▸ What this task involves: Filter out every line below that lacks "title", and copy the rest.

╭─ Listed records

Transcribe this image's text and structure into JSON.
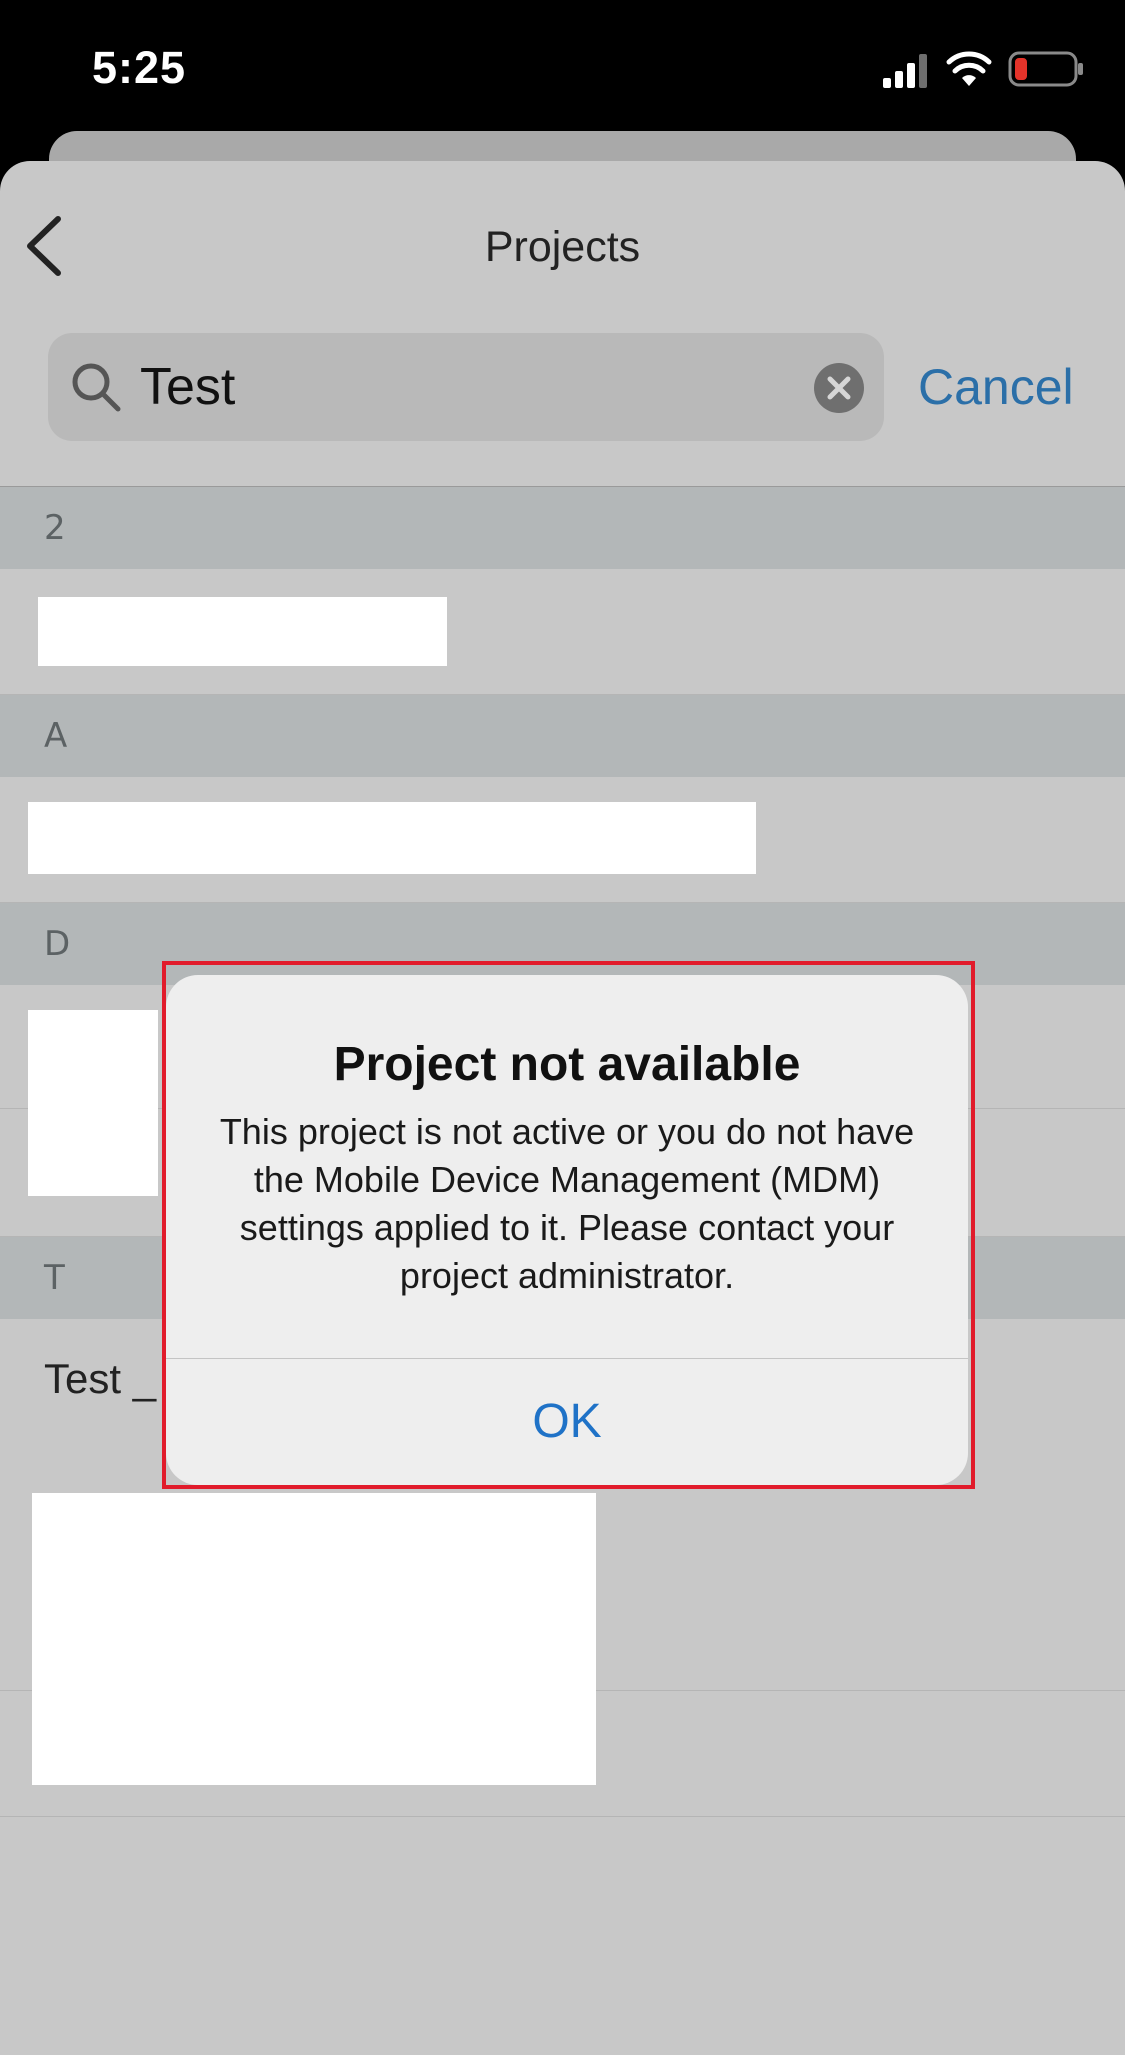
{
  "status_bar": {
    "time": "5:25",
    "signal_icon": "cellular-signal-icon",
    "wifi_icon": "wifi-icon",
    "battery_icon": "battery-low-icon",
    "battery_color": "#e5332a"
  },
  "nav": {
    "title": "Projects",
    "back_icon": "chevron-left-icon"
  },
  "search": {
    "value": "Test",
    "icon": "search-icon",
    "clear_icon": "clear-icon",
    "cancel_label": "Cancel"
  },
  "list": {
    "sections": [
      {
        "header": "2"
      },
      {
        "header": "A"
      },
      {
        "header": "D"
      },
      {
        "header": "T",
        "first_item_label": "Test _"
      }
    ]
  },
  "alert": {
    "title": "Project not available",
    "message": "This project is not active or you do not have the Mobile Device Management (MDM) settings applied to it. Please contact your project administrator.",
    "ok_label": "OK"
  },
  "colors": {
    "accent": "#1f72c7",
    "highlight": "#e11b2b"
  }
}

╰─

▸ Result of the exercise:
    "title": "Projects",
    "title": "Project not available",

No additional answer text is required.